Cassidy Janson’s Ruth is another display of excellence. Her laconic Southern Belle is a complex character, mastering rejection, desire and maternal care in a carefully crafted work. Elsewhere, Sharon Benson’s White Milk and Red Blood is a moment of spine-tingling tenderness, whilst Edward Baruwa’s Nathan, a slave ultimately to become Ruth’s lover, achieves a perfect mix of wry comedy with melodrama. Mopping up a number of roles, John Addison particularly convinces as a Sheriff and a slave trader, often recalling the gritty ugliness of the time that Quentin Tarantino captured in his movie Django Unchained. Fela Lufadeju also compels with gorgeous voice and movement as Dessa’s doomed lover Kaine.

Whilst many of the songs have pace and a distinct Southern influence on their melodies, as can be the case with Ahrens and Flaherty mediocrity occasionally creeps into their composition and their lyrics can seem blunt when compared to Brown or to Kander and Ebb. It is of course a tall order to tackle any such horrific scenario through the medium of song and dance and credit to Ahrens and Flaherty for such a powerful and imaginative work but nonetheless, their writers’ scalpel needs whetting.

Dessa Rose’s story is moving and under Dean Austin’s baton the music is free flowing. The acting is outstanding and Andrew Keates has again assembled one of the finest companies around. A compelling production, not to be missed.

Runs until 30th August 2014

Friday 1 August 2014

Marry Me A Little - Review

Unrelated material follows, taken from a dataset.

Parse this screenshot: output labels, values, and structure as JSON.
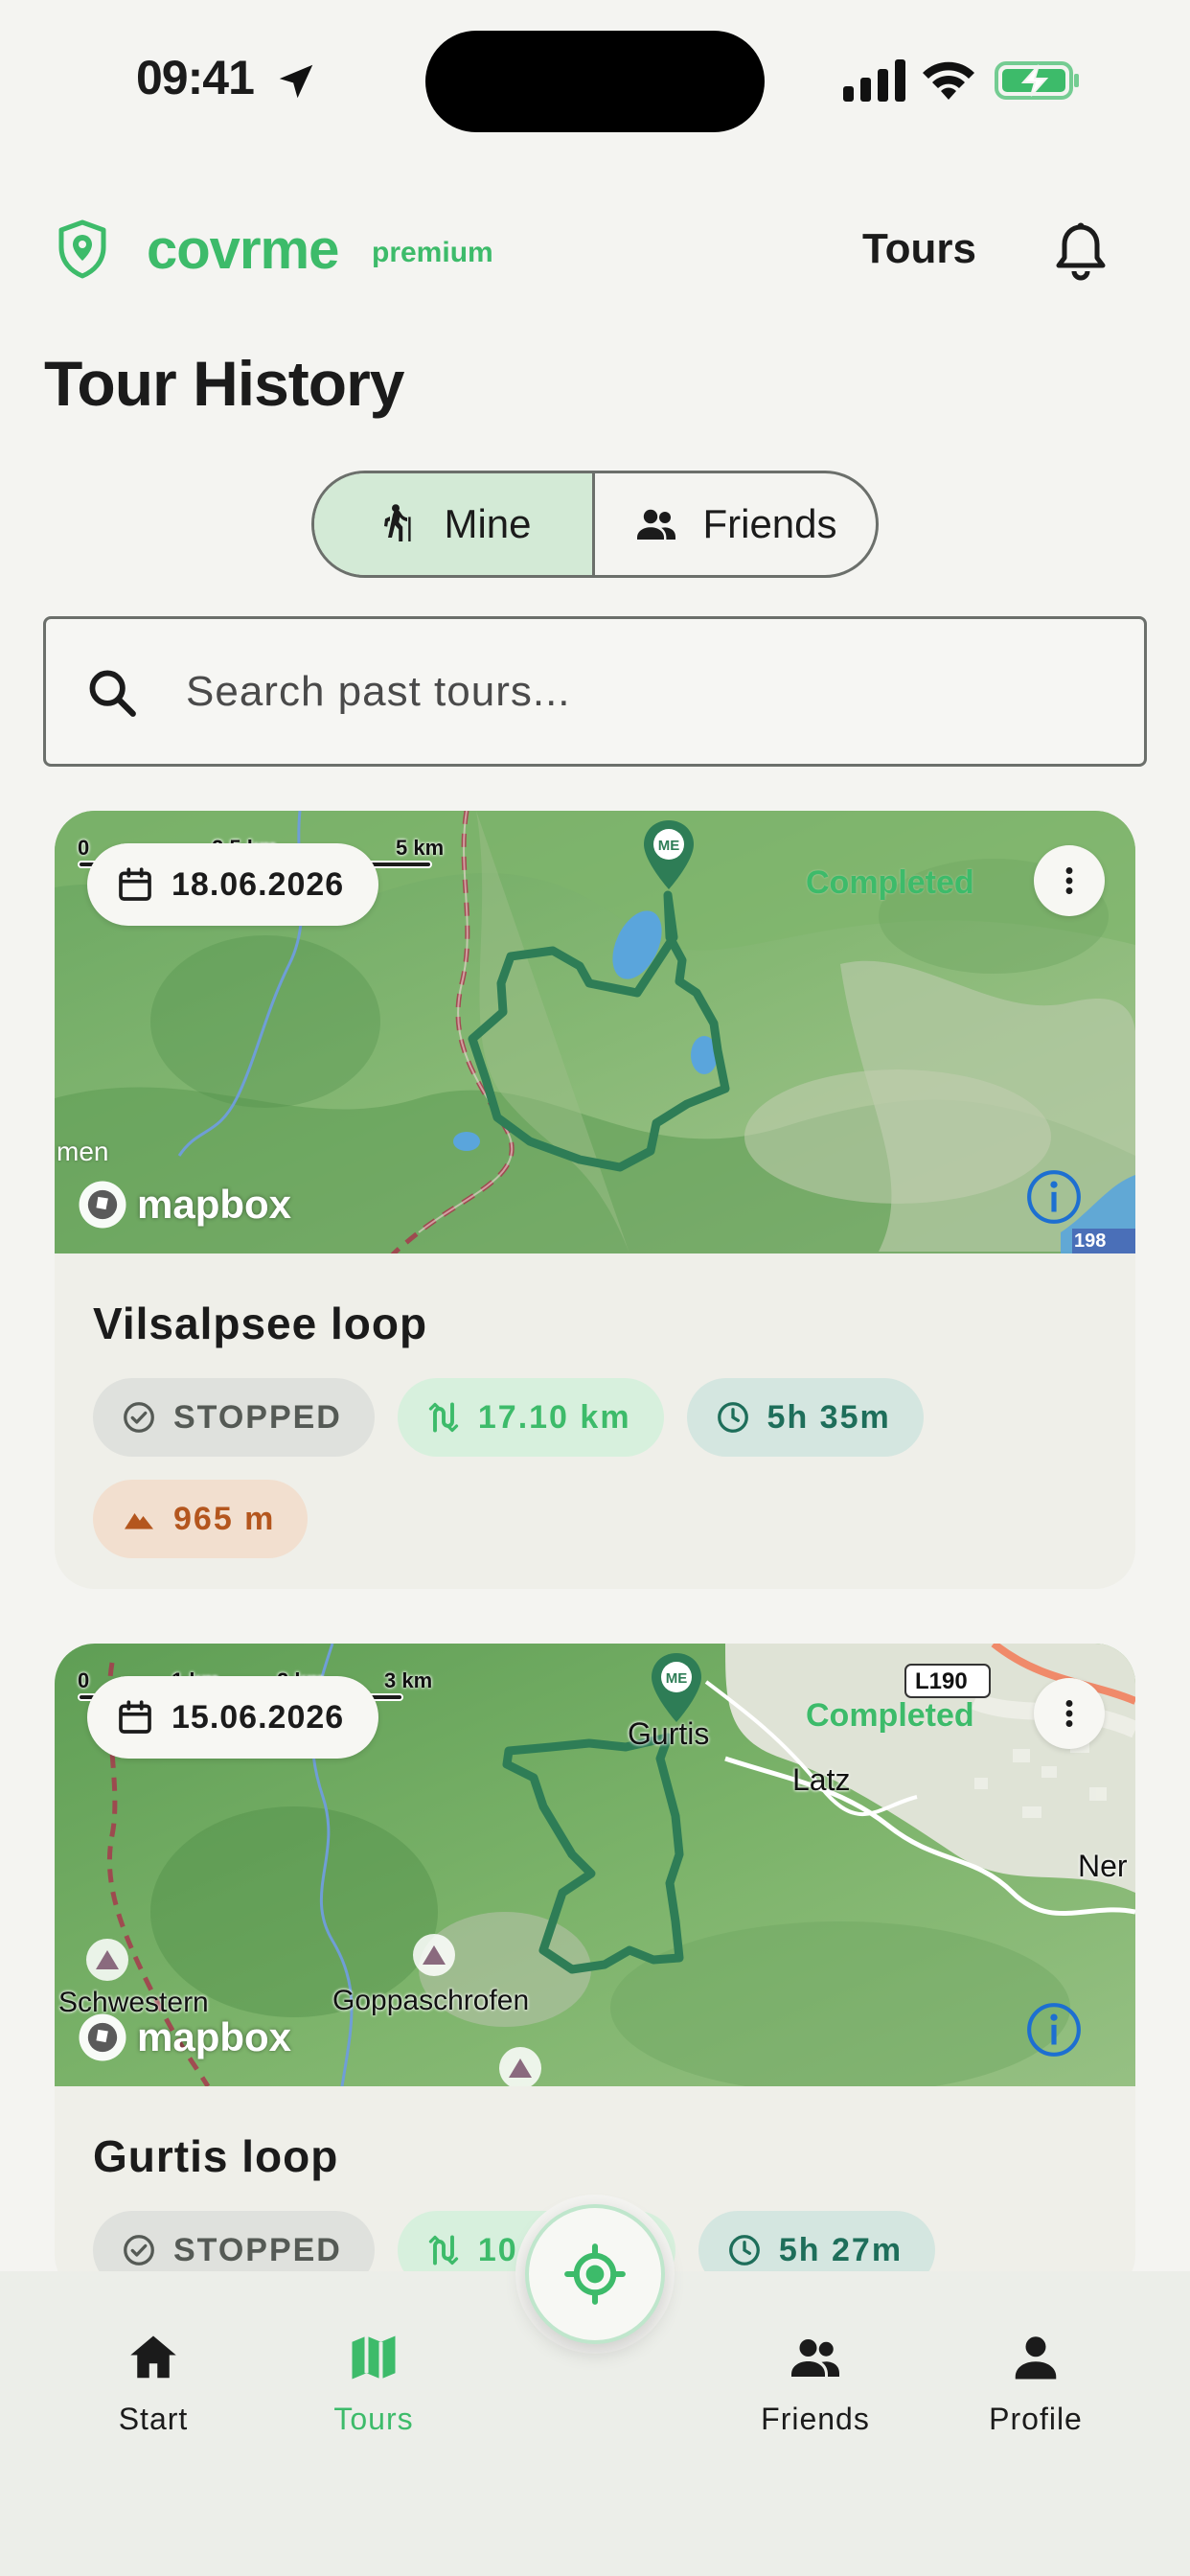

St James Studio, London


Songs by Stephen Sondheim
Conceived and Developed by Craig Lucas and Norman Rene
Directed by Hannah Chissick

Simon Bailey and Laura Pitt-Pulford

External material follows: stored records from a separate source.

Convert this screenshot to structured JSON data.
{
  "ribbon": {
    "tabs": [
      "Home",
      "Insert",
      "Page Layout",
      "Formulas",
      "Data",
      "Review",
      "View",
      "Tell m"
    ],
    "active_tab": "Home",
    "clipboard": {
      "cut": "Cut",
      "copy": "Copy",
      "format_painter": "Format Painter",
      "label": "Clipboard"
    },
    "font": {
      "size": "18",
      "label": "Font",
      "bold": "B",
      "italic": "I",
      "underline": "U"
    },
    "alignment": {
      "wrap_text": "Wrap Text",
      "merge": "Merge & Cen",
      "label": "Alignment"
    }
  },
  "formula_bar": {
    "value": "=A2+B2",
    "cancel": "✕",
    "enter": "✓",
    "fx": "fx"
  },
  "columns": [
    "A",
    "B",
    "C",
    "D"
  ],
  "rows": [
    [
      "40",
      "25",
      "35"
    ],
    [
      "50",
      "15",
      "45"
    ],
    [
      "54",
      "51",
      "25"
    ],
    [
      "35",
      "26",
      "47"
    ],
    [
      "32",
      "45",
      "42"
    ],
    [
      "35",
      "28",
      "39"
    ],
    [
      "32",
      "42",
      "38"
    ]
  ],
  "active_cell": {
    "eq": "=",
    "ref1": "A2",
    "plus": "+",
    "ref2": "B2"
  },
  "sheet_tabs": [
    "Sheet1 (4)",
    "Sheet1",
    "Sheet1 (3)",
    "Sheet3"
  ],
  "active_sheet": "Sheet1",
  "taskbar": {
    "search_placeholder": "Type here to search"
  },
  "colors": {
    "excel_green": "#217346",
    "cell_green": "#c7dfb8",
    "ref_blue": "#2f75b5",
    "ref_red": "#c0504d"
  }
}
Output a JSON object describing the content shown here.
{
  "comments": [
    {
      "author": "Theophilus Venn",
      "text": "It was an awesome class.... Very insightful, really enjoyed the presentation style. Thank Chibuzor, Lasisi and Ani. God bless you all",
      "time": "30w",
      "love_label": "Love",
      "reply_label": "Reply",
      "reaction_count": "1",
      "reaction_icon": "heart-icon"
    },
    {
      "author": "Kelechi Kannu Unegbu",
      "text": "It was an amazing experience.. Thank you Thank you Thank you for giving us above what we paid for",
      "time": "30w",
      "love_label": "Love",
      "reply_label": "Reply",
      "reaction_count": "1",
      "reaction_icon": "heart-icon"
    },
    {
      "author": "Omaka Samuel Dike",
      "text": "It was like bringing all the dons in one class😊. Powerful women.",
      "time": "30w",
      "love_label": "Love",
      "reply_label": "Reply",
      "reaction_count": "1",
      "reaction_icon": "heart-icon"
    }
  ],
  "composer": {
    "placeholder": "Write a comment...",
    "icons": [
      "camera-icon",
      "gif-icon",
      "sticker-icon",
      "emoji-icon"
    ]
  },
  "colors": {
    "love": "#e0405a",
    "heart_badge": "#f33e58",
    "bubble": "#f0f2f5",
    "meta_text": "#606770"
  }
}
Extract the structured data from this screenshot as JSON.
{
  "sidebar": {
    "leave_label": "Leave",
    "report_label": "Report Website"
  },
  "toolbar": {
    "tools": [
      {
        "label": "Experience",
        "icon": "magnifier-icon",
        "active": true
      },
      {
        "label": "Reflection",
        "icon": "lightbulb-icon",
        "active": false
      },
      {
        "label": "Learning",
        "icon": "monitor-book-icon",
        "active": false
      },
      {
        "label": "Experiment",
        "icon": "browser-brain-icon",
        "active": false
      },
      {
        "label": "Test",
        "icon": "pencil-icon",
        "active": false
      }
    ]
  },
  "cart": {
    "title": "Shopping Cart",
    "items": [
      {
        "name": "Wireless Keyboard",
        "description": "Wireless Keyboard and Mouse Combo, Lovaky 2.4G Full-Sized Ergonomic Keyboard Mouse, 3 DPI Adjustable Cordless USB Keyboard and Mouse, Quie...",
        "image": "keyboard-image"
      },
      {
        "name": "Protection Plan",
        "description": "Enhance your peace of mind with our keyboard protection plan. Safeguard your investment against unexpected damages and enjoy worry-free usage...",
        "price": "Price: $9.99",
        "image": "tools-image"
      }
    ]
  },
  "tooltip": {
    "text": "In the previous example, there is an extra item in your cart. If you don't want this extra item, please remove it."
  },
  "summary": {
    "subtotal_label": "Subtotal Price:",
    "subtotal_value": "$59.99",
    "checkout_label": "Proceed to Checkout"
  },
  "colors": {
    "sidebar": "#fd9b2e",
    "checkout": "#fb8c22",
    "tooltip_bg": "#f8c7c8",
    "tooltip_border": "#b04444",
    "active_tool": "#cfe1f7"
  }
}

Marry Me A Little is a little known creation strung together from an eclectic mix of Stephen Sondheim compositions. A 17 number song-cycle, compiled by Craig Lucas and Norman René, it draws from a selection of 45 songs hitherto un-performed and which in some cases had simply been chopped from shows that were themselves to become pillars of the musical theatre canon. The song-cycle is a much maligned phrase in modern writing - oft times proving to be little more than a collection of works of dubious merit, strung around a clichéd framework. Marry Me A Little is a lot more than that. It's an ultimately doomed fairy-tale comment upon the hopes and failures in relationships, viewed through the sometimes hopeful but often dyspeptic eyes of a pair of 30-something Manhattanites. 

With Sondheim's writing and the talents of Laura Pitt-Pulford and Simon Bailey on stage, this hour long novelty was only ever going to make for stunning entertainment. Together, the two actors' harmonies and counterpoints are sublime whilst their mastery of humour and pathos is a treat.

A handful of memorable moments: The Cole Porter-like ingenuity of A Moment With You is a treat of razor-sharp wit. Pitt-Pulford’s glorious Can That Boy Foxtrot, in which her acknowledged triple-threat talents are put to good use switching between a bevy of characters, only augmented by canny use of a baseball cap. Bailey’s Bang! (now there’s a phrase I never thought I’d write) is a song dropped from A Little Night Music that was to have been sung by Count Carl-Magnus recounting his sexual conquests. Bailey’s performance as the Count in Guildford last year was a tour-de-force of pomp and bluster and hearing him now sing Bang! made one reflect that perhaps Sondheim shouldn’t have excised the song from the finished show.

Hannah Chissick's direction, together with Nick Winston’s choreography brings some fine relief to the characters. David Randall’s piano work lends a confident accompaniment throughout, all adding to Marry Me A Little proving a cutely waspish summer treat for the capital.

Runs until 10th August 2014